- Healing Oils of Ancient Scripture: Part 1 | Sandalwood
- Healing Oils of Ancient Scripture: Part 2 | Cassia
- Healing Oils of Ancient Scripture: Part 3 | Cedarwood
- Healing Oils of Ancient Scripture: Part 4 | Cypress
- Healing Oils of Ancient Scripture: Part 5 | Hyssop
- Healing Oils of Ancient Scripture: Part 6 | Galbanum
- Healing Oils of Ancient Scripture: Part 7 | Myrtle
- Healing Oils of Ancient Scripture: Part 8 | Onycha
- Healing Oils of Ancient Scripture: Part 9 | Cistus
- Healing Oils of Ancient Scripture Part 10: Spikenard
- Healing Oils of Ancient Scripture Part 11: Myrrh
- Healing Oils of Ancient Scripture: Part 12 | Frankincense
We live in an age of modern medicine. There are many health problems we no longer struggle with because of the advances we have made in the medical fields. In spite of the great leaps and bounds made in public health, it is still true that many of the treatments we’ve developed have side effects. Antibiotics are one such treatment.

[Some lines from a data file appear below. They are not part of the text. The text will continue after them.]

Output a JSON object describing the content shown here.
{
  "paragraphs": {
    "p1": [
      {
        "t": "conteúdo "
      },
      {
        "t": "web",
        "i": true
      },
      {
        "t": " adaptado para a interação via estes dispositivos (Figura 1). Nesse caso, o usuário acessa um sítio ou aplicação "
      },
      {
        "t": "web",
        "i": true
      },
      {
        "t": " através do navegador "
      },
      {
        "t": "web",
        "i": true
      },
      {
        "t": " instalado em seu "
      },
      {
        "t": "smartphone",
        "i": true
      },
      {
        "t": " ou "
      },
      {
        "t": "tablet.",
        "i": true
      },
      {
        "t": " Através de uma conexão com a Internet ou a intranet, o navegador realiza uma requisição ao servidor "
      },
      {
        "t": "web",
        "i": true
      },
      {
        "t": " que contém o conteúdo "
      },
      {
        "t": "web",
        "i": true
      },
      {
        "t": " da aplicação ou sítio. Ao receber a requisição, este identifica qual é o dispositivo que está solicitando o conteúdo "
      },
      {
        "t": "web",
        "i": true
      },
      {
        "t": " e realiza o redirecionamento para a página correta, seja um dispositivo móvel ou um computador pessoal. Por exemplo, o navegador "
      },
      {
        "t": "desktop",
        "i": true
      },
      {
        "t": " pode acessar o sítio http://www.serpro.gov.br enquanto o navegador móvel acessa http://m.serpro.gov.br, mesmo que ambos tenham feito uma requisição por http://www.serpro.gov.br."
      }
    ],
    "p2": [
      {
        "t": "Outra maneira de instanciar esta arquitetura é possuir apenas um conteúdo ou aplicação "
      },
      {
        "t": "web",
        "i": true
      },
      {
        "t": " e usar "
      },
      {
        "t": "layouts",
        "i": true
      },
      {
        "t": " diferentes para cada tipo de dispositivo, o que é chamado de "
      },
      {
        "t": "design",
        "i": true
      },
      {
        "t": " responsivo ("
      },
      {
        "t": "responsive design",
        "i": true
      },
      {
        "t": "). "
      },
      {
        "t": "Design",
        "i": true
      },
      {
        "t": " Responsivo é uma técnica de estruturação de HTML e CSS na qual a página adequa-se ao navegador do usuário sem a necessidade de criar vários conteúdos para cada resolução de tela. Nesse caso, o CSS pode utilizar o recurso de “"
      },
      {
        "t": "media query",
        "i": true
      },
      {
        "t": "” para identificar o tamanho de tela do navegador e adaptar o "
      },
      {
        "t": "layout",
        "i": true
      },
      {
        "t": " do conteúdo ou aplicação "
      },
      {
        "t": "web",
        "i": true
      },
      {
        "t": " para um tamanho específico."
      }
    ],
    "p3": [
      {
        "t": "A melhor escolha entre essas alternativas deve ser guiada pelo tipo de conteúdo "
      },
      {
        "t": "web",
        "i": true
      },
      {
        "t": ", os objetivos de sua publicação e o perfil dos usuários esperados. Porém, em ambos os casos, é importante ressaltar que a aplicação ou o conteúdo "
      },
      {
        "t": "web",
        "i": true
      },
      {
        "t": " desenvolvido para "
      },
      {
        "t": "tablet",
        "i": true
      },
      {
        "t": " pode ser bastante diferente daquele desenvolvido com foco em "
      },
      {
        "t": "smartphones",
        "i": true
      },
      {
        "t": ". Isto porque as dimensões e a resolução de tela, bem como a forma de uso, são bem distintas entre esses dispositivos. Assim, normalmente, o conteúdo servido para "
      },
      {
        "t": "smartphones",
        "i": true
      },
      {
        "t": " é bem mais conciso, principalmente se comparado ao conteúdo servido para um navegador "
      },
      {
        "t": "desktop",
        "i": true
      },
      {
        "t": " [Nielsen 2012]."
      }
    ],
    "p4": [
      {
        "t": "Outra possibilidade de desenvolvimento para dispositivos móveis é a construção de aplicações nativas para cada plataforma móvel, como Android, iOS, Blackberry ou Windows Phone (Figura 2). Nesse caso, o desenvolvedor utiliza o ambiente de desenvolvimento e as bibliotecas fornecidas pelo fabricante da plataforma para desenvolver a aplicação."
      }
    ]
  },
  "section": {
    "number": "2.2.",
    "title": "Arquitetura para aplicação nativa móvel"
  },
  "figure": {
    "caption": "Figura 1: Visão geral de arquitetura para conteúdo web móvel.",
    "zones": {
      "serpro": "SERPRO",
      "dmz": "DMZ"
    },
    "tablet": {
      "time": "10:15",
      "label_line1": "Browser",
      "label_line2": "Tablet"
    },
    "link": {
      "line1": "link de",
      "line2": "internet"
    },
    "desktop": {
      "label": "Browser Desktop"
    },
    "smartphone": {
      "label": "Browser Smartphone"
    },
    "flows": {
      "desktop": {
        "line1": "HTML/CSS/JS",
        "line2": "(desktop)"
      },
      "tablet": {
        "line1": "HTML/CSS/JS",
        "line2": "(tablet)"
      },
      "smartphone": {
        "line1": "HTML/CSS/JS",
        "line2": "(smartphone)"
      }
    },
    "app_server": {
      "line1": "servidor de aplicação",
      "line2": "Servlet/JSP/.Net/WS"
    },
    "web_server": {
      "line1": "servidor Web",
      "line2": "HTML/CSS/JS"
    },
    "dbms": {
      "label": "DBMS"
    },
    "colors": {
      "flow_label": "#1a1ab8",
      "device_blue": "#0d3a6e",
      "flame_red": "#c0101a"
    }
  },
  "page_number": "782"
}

Antibiotics have been used throughout history. In ancient times, molds were used to treat infections in Greece and India. Russian peasants used warm soil to treat infected wounds. Sumerians and Babylonians had their own concoctions to treat infections with bacteria. However, it wasn’t until Sir Alexander Fleming discovered penicillin in 1928 that antibiotics became a feasible way to treat infections. They can be a great asset in fighting infection, but it is also important to understand the way they impact the human body.
Antibiotics combat infection by attacking the bacteria living in your body. The problem is that there are many kinds of bacteria in the body—and antibiotics cannot tell the difference between the good and bad bacteria. Taking antibiotics, especially over a long period of time, kills off the good bacteria and leaves your health at risk.
What does the good bacteria do? Your body is infected by about 100 trillion microbes. For a little perspective, there are about 37.2 trillion cells in your body. They are outnumbered by bacteria almost 3 to 1! This good bacteria has several functions, the most important of which is to support the function of neutrophils—a type of white blood cell. Good bacteria keeps the neutrophils primed and ready to fight infection. When that good bacteria disappears, the neutrophils shut down and are unprepared to combat infection when it strikes.
Because of this connection, good bacteria have all kinds of implications for your health. It affects your body’s ability to handle allergies and asthma, plays a role in combating obesity, influences cancer risk, and a number of other things. It is easy to see, then, how taking antibiotics too frequently can damage your overall health and wellbeing.
God demonstrated great wisdom in the way He designed essential oils. They have all the antibiotic properties without the negative side effects of man-made medicine. Not only do essential oils have the ability to discern between good and bad bacteria, they also combat viruses—something that antibiotics cannot do. They support our immune system and enable it to fight bacteria and viruses effectively.
In the Bible, galbanum is one of the amazing essential oils we see put to work. In Exodus 30:34, God commanded Moses to make an incense of galbanum, onycha, and frankincense. Galbanum is an excellent antiseptic because of its antimicrobial and antiviral properties. It is also used as an anti-inflammatory and an agent to increase circulation. It is often applied to relive digestive trouble, nervous tension, skin conditions, and rheumatism.
To use galbanum, dilute 1 part essential oil with 1 part high-grade olive or coconut oil. Apply 2-4 drops on location or to Vita Flex points, inhale directly, or diffuse.
As always, please consult your doctor before using essential oils when you are pregnant. Antibiotics are a great tool of modern medicine, but should be used sparingly whenever possible. Please contact me if you have any questions!
Photo Credit: Wikipedia.org